◆ Description of the task: Repeat the data exactly. Pictures are not part of the copy.

◆ Record excerpts:
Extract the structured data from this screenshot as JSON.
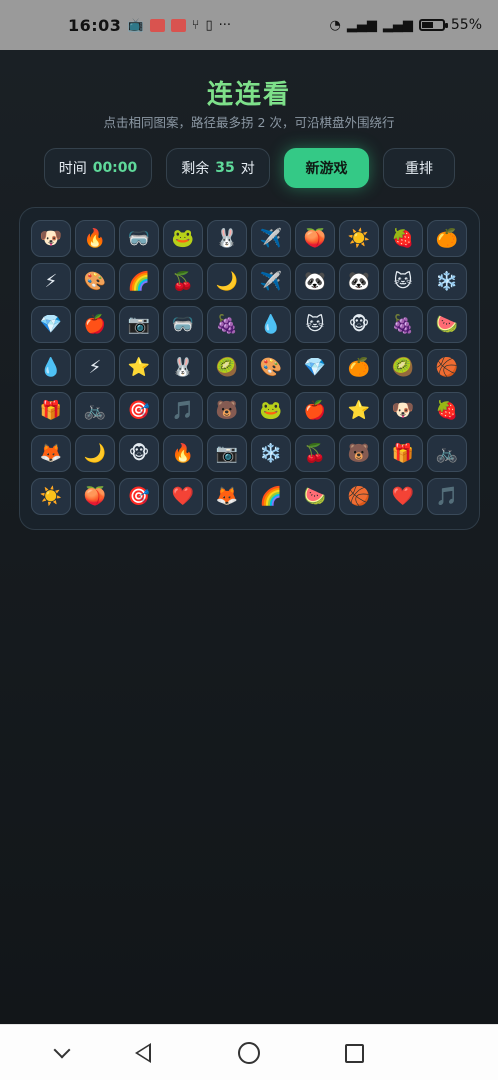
{
  "status_bar": {
    "time": "16:03",
    "more": "···",
    "battery": "55%",
    "battery_level": 0.55
  },
  "game": {
    "title": "连连看",
    "subtitle": "点击相同图案，路径最多拐 2 次，可沿棋盘外围绕行",
    "time_label": "时间",
    "time_value": "00:00",
    "remaining_label": "剩余",
    "remaining_value": "35",
    "remaining_unit": "对",
    "new_game_label": "新游戏",
    "shuffle_label": "重排",
    "board": [
      [
        "🐶",
        "🔥",
        "🥽",
        "🐸",
        "🐰",
        "✈️",
        "🍑",
        "☀️",
        "🍓",
        "🍊"
      ],
      [
        "⚡",
        "🎨",
        "🌈",
        "🍒",
        "🌙",
        "✈️",
        "🐼",
        "🐼",
        "🐱",
        "❄️"
      ],
      [
        "💎",
        "🍎",
        "📷",
        "🥽",
        "🍇",
        "💧",
        "🐱",
        "🐵",
        "🍇",
        "🍉"
      ],
      [
        "💧",
        "⚡",
        "⭐",
        "🐰",
        "🥝",
        "🎨",
        "💎",
        "🍊",
        "🥝",
        "🏀"
      ],
      [
        "🎁",
        "🚲",
        "🎯",
        "🎵",
        "🐻",
        "🐸",
        "🍎",
        "⭐",
        "🐶",
        "🍓"
      ],
      [
        "🦊",
        "🌙",
        "🐵",
        "🔥",
        "📷",
        "❄️",
        "🍒",
        "🐻",
        "🎁",
        "🚲"
      ],
      [
        "☀️",
        "🍑",
        "🎯",
        "❤️",
        "🦊",
        "🌈",
        "🍉",
        "🏀",
        "❤️",
        "🎵"
      ]
    ]
  },
  "colors": {
    "accent": "#34c986",
    "title": "#7ee08a",
    "background": "#15191d"
  }
}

◆ Solution:
Extract the structured data from this screenshot as JSON.
{
  "status_bar": {
    "time": "16:03",
    "more": "···",
    "battery": "55%",
    "battery_level": 0.55
  },
  "game": {
    "title": "连连看",
    "subtitle": "点击相同图案，路径最多拐 2 次，可沿棋盘外围绕行",
    "time_label": "时间",
    "time_value": "00:00",
    "remaining_label": "剩余",
    "remaining_value": "35",
    "remaining_unit": "对",
    "new_game_label": "新游戏",
    "shuffle_label": "重排",
    "board": [
      [
        "🐶",
        "🔥",
        "🥽",
        "🐸",
        "🐰",
        "✈️",
        "🍑",
        "☀️",
        "🍓",
        "🍊"
      ],
      [
        "⚡",
        "🎨",
        "🌈",
        "🍒",
        "🌙",
        "✈️",
        "🐼",
        "🐼",
        "🐱",
        "❄️"
      ],
      [
        "💎",
        "🍎",
        "📷",
        "🥽",
        "🍇",
        "💧",
        "🐱",
        "🐵",
        "🍇",
        "🍉"
      ],
      [
        "💧",
        "⚡",
        "⭐",
        "🐰",
        "🥝",
        "🎨",
        "💎",
        "🍊",
        "🥝",
        "🏀"
      ],
      [
        "🎁",
        "🚲",
        "🎯",
        "🎵",
        "🐻",
        "🐸",
        "🍎",
        "⭐",
        "🐶",
        "🍓"
      ],
      [
        "🦊",
        "🌙",
        "🐵",
        "🔥",
        "📷",
        "❄️",
        "🍒",
        "🐻",
        "🎁",
        "🚲"
      ],
      [
        "☀️",
        "🍑",
        "🎯",
        "❤️",
        "🦊",
        "🌈",
        "🍉",
        "🏀",
        "❤️",
        "🎵"
      ]
    ]
  },
  "colors": {
    "accent": "#34c986",
    "title": "#7ee08a",
    "background": "#15191d"
  }
}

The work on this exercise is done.